(INPUT Opens)
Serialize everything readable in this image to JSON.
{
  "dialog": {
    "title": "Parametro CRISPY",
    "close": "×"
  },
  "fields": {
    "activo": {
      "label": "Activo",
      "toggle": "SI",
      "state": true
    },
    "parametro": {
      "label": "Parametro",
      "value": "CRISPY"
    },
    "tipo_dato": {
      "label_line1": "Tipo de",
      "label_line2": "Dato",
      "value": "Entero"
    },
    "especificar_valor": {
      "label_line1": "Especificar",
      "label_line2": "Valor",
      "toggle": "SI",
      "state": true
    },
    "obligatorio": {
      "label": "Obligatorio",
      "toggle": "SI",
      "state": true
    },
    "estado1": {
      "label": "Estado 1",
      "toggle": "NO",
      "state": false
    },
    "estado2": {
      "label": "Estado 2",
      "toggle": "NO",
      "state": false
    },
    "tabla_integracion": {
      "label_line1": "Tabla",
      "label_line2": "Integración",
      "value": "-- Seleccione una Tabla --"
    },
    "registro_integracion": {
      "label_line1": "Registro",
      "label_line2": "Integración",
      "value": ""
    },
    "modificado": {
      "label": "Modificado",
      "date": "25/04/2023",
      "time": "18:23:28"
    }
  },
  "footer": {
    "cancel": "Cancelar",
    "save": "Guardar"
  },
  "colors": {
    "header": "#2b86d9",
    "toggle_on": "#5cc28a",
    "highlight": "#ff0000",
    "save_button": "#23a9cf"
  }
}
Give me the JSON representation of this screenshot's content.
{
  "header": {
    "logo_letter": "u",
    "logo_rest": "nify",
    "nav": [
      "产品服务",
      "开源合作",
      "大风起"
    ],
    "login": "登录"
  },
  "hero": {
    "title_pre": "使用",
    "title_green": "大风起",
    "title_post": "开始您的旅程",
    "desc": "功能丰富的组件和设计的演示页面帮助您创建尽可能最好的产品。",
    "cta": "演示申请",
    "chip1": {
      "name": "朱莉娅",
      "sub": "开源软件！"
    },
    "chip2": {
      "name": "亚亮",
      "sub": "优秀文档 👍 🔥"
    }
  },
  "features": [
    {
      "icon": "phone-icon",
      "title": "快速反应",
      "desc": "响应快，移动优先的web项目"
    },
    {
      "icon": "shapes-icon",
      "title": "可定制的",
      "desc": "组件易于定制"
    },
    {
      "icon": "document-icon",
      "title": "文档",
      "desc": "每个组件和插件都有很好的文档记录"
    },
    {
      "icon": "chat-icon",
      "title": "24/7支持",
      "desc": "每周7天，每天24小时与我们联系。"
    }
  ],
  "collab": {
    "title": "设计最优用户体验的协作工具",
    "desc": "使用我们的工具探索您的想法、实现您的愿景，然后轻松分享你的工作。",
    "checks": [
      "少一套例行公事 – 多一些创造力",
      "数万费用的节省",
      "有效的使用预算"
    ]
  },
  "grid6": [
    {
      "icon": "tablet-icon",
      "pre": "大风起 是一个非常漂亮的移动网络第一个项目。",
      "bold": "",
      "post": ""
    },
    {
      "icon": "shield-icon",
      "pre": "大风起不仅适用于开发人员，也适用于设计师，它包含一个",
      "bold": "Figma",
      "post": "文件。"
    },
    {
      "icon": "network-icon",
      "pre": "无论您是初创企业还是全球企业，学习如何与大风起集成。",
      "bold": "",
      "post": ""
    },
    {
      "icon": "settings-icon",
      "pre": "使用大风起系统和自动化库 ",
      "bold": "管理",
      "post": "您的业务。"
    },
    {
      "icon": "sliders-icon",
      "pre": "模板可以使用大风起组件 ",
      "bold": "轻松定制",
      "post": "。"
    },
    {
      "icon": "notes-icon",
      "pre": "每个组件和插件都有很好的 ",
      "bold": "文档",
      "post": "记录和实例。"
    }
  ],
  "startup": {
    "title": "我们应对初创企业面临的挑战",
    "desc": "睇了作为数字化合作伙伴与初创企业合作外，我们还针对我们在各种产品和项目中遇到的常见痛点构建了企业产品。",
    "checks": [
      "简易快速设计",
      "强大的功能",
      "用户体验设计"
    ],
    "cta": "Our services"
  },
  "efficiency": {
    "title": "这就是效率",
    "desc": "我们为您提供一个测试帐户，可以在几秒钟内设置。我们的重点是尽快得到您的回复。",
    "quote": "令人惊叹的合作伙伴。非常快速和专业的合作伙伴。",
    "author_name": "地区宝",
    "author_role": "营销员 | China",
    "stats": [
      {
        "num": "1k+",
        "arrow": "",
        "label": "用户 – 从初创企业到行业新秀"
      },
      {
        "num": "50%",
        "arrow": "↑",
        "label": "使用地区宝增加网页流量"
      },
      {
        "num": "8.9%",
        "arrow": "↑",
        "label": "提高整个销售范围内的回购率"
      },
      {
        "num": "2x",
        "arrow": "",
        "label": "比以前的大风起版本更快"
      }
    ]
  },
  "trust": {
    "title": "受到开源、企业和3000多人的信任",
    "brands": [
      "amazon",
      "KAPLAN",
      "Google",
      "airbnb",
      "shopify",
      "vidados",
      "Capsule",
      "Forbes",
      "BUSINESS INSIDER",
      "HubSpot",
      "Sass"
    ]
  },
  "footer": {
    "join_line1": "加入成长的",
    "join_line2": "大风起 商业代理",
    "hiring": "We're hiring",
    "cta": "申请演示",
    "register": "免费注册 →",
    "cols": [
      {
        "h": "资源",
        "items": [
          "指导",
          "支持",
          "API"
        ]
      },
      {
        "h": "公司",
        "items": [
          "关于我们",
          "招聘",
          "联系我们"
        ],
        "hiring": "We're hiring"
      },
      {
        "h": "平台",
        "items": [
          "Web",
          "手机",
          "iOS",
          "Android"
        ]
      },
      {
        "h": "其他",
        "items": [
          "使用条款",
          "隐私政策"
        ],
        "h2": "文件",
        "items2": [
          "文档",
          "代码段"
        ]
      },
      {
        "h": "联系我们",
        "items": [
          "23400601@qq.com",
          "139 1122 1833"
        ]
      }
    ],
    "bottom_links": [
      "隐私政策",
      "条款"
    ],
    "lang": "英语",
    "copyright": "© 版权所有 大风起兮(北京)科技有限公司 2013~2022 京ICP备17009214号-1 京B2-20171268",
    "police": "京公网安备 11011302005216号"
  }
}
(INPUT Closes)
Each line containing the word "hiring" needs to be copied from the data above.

TASK SOLUTION |
    "hiring": "We're hiring",
        "hiring": "We're hiring"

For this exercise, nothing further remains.